Connected a 1 kW incandescent light dimmer mounted in an outlet box.
Reply With Quote
  #15  
Old 01-19-2021, 01:42 PM
Zigeuner Zigeuner is offline
Registered User
 
Join Date: Jan 2010
Location: Northern California
Posts: 1,005
Default

Quote:
Originally Posted by kmanuele View Post
I used a piece of 2-1/4" steel pipe, about 9" long, pre-threaded on both ends from HD. Added a flange on one end and a cap on the other. Flange is for mounting in a vice.
Got an electric barbeque starter, carefully bent it to fit inside the pipe.
Connected a 1 kW incandescent light dimmer mounted in an outlet box.
I like your idea. I have a nice setup for Gas or Propane with an aluminum pipe, but switching to electric will be much safer since I don't like open flames in my shop when I can avoid them.

Dimmers are OK and they are inexpensive but a few years ago, I found an electric voltage regulator that is very nice as well. I use two of these in a dual track Model Railroad DC Power Pack and they are very linear and precise. With one of these controlling the voltage into a BBQ torch and a digital thermometer, you could set the temperature very nicely.
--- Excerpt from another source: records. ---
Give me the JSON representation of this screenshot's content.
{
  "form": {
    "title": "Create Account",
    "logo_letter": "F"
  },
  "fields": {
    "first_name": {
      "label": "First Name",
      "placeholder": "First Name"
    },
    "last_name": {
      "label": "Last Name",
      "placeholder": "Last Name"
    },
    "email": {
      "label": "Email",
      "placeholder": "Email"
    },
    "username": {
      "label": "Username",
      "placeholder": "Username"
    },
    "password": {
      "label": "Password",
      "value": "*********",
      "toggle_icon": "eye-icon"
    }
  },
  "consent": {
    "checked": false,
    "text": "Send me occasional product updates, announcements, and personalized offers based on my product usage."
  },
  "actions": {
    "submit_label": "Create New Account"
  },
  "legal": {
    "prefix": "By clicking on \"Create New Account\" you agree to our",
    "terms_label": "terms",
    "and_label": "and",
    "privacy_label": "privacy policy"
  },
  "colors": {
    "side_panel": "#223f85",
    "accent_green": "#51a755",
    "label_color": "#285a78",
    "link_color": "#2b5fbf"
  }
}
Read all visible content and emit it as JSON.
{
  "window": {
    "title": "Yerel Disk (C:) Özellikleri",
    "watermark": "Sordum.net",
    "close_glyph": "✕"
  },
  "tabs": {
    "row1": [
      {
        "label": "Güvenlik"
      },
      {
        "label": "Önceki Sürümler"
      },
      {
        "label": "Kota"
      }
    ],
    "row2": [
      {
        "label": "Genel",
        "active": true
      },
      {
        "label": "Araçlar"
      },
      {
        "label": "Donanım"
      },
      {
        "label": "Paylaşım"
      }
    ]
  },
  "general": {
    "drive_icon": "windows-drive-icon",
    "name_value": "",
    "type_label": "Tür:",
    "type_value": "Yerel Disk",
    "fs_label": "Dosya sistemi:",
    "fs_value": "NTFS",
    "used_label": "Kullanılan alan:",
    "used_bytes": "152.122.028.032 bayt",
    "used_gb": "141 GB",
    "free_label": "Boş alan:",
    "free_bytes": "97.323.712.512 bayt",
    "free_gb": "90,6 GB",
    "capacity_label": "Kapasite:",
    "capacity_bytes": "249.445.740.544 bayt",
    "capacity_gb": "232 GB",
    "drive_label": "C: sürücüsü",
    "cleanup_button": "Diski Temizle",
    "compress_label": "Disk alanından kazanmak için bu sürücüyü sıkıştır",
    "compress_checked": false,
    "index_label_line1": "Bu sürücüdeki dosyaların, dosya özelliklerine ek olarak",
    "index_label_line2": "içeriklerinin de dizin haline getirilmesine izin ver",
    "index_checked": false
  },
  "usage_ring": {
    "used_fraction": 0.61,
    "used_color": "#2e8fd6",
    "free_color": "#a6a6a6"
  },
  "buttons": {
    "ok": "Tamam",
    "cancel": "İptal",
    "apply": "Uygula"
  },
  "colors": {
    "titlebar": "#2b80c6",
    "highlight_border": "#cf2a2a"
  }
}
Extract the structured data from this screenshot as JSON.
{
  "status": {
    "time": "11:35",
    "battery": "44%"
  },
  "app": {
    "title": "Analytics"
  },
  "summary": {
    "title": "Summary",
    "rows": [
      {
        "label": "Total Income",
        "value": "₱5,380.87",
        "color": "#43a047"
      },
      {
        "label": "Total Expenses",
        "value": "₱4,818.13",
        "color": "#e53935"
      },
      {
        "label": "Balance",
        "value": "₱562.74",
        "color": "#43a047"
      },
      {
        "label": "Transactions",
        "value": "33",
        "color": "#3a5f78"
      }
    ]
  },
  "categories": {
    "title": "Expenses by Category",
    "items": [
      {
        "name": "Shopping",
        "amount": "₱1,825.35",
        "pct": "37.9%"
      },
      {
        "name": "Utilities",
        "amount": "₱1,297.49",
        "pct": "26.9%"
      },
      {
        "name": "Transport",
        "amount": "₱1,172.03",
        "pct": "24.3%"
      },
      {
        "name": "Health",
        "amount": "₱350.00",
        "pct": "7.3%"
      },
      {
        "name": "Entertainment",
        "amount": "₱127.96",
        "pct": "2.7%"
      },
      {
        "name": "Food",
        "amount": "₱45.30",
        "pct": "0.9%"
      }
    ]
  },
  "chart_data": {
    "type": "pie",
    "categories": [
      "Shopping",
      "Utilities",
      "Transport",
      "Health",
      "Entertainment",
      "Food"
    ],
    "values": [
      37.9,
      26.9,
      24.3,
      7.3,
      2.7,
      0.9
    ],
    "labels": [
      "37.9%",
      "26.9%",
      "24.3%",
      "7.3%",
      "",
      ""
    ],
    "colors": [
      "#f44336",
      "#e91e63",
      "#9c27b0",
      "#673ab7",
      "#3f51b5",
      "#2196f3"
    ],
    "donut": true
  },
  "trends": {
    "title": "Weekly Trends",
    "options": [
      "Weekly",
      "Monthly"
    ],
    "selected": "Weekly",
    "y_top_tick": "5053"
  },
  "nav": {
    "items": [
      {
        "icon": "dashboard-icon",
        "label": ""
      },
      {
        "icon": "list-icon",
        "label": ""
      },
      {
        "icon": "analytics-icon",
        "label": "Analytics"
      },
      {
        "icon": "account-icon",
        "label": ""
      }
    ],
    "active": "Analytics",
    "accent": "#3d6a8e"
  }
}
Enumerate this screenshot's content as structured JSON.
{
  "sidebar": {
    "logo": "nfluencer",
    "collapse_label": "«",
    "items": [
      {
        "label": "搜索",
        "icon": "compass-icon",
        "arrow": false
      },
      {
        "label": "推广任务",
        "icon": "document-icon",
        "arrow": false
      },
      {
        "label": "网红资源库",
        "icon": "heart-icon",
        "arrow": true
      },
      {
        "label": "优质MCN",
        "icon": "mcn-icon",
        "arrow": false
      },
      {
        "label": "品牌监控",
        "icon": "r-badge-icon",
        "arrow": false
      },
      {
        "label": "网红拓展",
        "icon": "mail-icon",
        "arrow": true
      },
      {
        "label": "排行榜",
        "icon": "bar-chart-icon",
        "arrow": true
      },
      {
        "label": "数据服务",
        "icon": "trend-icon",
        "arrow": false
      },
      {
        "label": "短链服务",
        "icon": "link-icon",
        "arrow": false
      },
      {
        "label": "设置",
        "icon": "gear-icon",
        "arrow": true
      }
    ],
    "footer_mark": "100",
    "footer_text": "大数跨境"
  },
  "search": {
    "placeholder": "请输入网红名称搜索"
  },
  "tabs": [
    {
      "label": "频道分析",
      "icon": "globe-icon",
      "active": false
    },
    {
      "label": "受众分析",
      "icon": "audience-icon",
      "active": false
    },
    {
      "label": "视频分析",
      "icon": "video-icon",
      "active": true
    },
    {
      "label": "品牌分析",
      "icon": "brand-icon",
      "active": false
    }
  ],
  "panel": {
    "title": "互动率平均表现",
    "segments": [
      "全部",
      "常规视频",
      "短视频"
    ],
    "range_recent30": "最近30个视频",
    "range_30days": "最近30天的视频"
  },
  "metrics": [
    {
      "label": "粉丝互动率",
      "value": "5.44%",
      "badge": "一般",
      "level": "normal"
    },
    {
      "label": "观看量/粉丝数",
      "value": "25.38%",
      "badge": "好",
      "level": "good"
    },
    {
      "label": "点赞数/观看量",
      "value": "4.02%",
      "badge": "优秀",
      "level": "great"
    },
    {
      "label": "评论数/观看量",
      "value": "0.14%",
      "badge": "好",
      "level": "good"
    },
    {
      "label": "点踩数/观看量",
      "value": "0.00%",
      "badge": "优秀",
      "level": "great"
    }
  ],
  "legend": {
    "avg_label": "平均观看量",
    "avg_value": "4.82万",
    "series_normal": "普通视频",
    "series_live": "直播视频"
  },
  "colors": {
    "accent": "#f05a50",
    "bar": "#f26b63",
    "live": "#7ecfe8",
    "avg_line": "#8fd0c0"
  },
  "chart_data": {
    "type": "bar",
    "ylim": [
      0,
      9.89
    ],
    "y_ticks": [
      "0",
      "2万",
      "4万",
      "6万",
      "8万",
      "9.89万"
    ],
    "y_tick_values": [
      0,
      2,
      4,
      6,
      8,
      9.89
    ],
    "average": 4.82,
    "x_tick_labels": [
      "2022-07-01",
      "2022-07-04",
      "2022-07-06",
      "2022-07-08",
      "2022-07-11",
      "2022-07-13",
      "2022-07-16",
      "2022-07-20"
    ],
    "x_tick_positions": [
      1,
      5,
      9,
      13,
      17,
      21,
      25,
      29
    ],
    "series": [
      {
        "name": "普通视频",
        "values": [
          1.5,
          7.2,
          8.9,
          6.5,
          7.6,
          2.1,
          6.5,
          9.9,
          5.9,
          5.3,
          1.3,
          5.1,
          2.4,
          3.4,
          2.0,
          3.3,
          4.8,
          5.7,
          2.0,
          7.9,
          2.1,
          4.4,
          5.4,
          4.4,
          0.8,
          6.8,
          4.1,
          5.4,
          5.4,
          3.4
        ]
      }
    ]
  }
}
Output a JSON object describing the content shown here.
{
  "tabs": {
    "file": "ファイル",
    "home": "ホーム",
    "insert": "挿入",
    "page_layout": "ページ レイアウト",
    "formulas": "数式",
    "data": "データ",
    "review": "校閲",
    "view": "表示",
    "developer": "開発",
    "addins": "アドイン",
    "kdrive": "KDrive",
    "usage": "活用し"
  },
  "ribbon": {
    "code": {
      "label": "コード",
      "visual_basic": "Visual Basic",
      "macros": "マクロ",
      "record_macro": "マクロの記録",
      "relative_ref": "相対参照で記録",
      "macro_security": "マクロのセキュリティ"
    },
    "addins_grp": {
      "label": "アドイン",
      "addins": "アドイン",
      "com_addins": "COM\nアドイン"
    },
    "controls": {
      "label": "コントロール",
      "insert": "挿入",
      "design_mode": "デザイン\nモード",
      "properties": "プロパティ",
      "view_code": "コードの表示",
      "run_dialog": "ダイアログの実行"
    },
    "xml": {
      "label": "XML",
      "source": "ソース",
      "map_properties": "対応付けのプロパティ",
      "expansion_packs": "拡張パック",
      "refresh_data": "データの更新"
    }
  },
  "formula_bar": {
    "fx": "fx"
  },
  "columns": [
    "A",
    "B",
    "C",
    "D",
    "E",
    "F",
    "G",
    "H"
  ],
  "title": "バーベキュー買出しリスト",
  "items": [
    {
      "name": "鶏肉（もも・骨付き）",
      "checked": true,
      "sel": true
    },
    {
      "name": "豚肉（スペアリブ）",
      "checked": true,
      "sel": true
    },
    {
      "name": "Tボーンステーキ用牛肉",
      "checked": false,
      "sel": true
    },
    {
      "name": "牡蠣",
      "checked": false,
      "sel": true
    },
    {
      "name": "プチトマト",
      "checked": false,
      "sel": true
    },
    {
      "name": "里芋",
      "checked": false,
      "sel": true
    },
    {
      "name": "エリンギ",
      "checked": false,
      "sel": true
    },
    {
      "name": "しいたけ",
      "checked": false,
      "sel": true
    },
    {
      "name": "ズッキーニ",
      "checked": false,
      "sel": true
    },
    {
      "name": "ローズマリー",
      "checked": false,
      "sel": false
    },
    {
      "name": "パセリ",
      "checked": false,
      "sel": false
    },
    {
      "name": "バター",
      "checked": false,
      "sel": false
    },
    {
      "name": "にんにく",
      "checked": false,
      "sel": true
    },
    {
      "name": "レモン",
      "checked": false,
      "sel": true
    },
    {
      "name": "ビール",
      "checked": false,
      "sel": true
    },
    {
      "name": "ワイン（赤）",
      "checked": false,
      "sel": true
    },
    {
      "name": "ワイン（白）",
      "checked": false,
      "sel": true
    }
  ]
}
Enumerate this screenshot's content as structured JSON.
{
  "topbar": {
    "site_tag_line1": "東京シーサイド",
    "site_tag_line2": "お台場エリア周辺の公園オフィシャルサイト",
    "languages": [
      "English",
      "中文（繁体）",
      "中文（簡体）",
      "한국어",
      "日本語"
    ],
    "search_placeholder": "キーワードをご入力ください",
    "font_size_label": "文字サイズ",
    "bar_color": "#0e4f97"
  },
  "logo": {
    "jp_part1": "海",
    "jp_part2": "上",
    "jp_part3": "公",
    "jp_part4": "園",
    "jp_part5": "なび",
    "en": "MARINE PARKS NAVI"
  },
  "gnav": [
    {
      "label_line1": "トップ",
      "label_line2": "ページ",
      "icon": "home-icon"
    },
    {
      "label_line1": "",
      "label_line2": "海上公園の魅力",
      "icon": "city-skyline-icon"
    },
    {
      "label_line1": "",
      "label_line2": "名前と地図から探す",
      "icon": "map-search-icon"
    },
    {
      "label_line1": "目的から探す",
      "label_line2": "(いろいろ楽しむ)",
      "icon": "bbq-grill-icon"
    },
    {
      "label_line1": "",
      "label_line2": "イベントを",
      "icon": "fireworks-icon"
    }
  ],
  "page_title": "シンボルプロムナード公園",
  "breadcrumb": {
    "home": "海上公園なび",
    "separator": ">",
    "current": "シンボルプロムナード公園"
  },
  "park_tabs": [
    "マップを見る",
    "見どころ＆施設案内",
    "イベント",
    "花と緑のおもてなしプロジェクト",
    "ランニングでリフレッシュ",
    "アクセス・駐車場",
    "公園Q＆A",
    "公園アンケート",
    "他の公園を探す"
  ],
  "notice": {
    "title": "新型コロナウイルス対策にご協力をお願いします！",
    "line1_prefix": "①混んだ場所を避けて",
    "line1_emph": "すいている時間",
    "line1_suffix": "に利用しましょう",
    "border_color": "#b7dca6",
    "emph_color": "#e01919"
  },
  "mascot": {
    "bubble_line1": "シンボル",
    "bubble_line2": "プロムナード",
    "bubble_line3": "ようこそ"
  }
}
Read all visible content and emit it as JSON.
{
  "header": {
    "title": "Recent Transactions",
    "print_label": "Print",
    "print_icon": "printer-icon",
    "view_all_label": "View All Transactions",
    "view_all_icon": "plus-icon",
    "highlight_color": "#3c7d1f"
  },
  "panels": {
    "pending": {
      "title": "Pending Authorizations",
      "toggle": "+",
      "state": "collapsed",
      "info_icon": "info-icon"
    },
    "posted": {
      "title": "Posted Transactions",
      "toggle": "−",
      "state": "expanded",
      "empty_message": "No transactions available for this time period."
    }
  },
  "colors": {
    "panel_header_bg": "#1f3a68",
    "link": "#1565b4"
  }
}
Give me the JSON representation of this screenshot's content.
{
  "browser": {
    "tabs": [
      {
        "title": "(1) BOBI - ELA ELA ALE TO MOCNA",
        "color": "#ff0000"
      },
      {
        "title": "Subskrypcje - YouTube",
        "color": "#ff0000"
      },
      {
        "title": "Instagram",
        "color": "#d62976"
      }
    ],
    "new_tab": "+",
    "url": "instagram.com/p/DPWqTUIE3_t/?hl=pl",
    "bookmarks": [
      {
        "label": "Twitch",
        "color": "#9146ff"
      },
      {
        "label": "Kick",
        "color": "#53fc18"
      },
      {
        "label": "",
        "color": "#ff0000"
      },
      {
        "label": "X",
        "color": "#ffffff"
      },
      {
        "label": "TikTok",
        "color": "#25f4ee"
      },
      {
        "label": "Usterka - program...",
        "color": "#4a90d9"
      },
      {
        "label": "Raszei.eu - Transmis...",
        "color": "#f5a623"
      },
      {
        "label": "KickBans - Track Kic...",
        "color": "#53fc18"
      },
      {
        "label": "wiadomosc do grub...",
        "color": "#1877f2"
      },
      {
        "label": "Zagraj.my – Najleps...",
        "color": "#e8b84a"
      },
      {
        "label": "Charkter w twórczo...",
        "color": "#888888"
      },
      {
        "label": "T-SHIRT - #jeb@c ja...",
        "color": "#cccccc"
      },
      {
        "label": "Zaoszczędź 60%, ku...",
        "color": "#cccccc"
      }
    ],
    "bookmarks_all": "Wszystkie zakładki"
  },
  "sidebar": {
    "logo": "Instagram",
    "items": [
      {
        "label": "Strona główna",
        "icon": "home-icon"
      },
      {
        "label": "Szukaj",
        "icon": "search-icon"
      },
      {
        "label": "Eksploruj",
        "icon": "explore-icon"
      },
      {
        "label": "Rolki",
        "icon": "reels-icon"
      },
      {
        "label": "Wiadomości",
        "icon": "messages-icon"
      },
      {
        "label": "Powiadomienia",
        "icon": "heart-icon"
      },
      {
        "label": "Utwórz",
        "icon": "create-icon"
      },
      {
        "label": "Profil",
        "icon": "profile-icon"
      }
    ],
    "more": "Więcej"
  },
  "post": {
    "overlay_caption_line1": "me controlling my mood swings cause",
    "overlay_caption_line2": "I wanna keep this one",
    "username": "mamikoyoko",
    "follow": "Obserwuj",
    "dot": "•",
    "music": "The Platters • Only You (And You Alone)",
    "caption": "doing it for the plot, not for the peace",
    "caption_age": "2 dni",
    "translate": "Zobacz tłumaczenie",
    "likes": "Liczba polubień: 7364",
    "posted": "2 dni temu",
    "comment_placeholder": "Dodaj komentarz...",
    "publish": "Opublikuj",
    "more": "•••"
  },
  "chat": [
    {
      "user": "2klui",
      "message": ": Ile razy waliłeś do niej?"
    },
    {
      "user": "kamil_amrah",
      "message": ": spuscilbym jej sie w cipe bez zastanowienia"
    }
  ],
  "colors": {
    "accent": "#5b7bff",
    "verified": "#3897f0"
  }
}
See the link.

Thanks for mentioning this.


https://www.amazon.com/Yeeco-Electro...s%2C225&sr=8-6
Reply With Quote
Reply

  The Acoustic Guitar Forum > General Acoustic Guitar and Amplification Discussion > Build and Repair

Thread Tools





All times are GMT -6. The time now is 05:18 AM.


Powered by vBulletin® Version 3.8.11
Copyright ©2000 - 2021, vBulletin Solutions Inc.
Copyright ©2000 - 2021, The Acoustic Guitar Forum
vB Ad Management by =RedTyger=